• **Records for this exercise**:
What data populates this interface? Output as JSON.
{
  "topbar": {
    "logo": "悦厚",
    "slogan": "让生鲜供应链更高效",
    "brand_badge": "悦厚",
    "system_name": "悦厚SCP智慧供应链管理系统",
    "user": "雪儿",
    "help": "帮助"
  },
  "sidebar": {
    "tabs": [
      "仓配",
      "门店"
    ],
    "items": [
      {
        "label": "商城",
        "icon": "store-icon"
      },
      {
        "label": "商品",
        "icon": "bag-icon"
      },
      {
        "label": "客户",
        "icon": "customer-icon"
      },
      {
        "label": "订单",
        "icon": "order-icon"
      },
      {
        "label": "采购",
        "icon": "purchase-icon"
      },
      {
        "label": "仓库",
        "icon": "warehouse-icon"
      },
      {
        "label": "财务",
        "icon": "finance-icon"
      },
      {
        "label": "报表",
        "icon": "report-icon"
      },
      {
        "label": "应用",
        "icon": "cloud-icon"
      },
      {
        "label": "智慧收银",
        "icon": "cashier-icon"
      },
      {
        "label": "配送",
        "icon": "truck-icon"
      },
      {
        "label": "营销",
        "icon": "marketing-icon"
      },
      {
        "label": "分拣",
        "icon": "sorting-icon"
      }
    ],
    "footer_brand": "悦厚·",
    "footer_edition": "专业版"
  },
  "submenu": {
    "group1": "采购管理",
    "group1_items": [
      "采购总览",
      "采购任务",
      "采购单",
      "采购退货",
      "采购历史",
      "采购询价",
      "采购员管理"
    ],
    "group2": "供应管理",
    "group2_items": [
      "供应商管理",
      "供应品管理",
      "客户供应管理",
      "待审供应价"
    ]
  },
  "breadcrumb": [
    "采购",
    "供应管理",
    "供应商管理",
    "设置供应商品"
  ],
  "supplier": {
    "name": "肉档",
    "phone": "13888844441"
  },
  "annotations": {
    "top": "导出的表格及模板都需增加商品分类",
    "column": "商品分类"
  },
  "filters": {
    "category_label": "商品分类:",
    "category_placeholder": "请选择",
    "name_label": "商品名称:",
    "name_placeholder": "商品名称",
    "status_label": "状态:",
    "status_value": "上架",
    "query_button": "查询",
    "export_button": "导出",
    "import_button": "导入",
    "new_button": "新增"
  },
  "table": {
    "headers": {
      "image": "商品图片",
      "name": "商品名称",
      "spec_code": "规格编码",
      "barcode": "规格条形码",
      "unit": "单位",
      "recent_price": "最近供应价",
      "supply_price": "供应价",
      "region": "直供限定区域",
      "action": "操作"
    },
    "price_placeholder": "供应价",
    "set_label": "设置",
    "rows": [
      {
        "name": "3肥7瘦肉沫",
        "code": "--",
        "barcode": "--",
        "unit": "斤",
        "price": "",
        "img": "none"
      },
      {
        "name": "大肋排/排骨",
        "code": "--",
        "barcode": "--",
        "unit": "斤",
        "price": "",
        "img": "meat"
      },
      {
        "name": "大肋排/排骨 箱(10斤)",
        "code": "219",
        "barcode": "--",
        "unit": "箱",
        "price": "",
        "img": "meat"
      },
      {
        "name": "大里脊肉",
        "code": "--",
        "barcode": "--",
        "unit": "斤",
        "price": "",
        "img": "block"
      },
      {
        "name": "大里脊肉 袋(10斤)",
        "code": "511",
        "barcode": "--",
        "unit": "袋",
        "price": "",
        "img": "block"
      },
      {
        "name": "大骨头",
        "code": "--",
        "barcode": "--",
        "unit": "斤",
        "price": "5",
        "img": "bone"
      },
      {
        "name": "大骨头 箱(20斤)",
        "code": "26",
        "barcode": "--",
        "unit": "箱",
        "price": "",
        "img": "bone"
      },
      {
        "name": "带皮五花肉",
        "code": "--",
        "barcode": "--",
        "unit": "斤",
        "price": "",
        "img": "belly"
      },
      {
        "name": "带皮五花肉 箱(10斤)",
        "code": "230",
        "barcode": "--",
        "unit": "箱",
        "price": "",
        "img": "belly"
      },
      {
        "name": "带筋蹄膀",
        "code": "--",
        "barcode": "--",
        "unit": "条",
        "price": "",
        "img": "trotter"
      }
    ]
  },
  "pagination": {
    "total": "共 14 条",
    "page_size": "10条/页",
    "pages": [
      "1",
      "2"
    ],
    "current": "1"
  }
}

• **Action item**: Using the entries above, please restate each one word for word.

• **Task response**:
What data populates this interface? Output as JSON.
{
  "topbar": {
    "logo": "悦厚",
    "slogan": "让生鲜供应链更高效",
    "brand_badge": "悦厚",
    "system_name": "悦厚SCP智慧供应链管理系统",
    "user": "雪儿",
    "help": "帮助"
  },
  "sidebar": {
    "tabs": [
      "仓配",
      "门店"
    ],
    "items": [
      {
        "label": "商城",
        "icon": "store-icon"
      },
      {
        "label": "商品",
        "icon": "bag-icon"
      },
      {
        "label": "客户",
        "icon": "customer-icon"
      },
      {
        "label": "订单",
        "icon": "order-icon"
      },
      {
        "label": "采购",
        "icon": "purchase-icon"
      },
      {
        "label": "仓库",
        "icon": "warehouse-icon"
      },
      {
        "label": "财务",
        "icon": "finance-icon"
      },
      {
        "label": "报表",
        "icon": "report-icon"
      },
      {
        "label": "应用",
        "icon": "cloud-icon"
      },
      {
        "label": "智慧收银",
        "icon": "cashier-icon"
      },
      {
        "label": "配送",
        "icon": "truck-icon"
      },
      {
        "label": "营销",
        "icon": "marketing-icon"
      },
      {
        "label": "分拣",
        "icon": "sorting-icon"
      }
    ],
    "footer_brand": "悦厚·",
    "footer_edition": "专业版"
  },
  "submenu": {
    "group1": "采购管理",
    "group1_items": [
      "采购总览",
      "采购任务",
      "采购单",
      "采购退货",
      "采购历史",
      "采购询价",
      "采购员管理"
    ],
    "group2": "供应管理",
    "group2_items": [
      "供应商管理",
      "供应品管理",
      "客户供应管理",
      "待审供应价"
    ]
  },
  "breadcrumb": [
    "采购",
    "供应管理",
    "供应商管理",
    "设置供应商品"
  ],
  "supplier": {
    "name": "肉档",
    "phone": "13888844441"
  },
  "annotations": {
    "top": "导出的表格及模板都需增加商品分类",
    "column": "商品分类"
  },
  "filters": {
    "category_label": "商品分类:",
    "category_placeholder": "请选择",
    "name_label": "商品名称:",
    "name_placeholder": "商品名称",
    "status_label": "状态:",
    "status_value": "上架",
    "query_button": "查询",
    "export_button": "导出",
    "import_button": "导入",
    "new_button": "新增"
  },
  "table": {
    "headers": {
      "image": "商品图片",
      "name": "商品名称",
      "spec_code": "规格编码",
      "barcode": "规格条形码",
      "unit": "单位",
      "recent_price": "最近供应价",
      "supply_price": "供应价",
      "region": "直供限定区域",
      "action": "操作"
    },
    "price_placeholder": "供应价",
    "set_label": "设置",
    "rows": [
      {
        "name": "3肥7瘦肉沫",
        "code": "--",
        "barcode": "--",
        "unit": "斤",
        "price": "",
        "img": "none"
      },
      {
        "name": "大肋排/排骨",
        "code": "--",
        "barcode": "--",
        "unit": "斤",
        "price": "",
        "img": "meat"
      },
      {
        "name": "大肋排/排骨 箱(10斤)",
        "code": "219",
        "barcode": "--",
        "unit": "箱",
        "price": "",
        "img": "meat"
      },
      {
        "name": "大里脊肉",
        "code": "--",
        "barcode": "--",
        "unit": "斤",
        "price": "",
        "img": "block"
      },
      {
        "name": "大里脊肉 袋(10斤)",
        "code": "511",
        "barcode": "--",
        "unit": "袋",
        "price": "",
        "img": "block"
      },
      {
        "name": "大骨头",
        "code": "--",
        "barcode": "--",
        "unit": "斤",
        "price": "5",
        "img": "bone"
      },
      {
        "name": "大骨头 箱(20斤)",
        "code": "26",
        "barcode": "--",
        "unit": "箱",
        "price": "",
        "img": "bone"
      },
      {
        "name": "带皮五花肉",
        "code": "--",
        "barcode": "--",
        "unit": "斤",
        "price": "",
        "img": "belly"
      },
      {
        "name": "带皮五花肉 箱(10斤)",
        "code": "230",
        "barcode": "--",
        "unit": "箱",
        "price": "",
        "img": "belly"
      },
      {
        "name": "带筋蹄膀",
        "code": "--",
        "barcode": "--",
        "unit": "条",
        "price": "",
        "img": "trotter"
      }
    ]
  },
  "pagination": {
    "total": "共 14 条",
    "page_size": "10条/页",
    "pages": [
      "1",
      "2"
    ],
    "current": "1"
  }
}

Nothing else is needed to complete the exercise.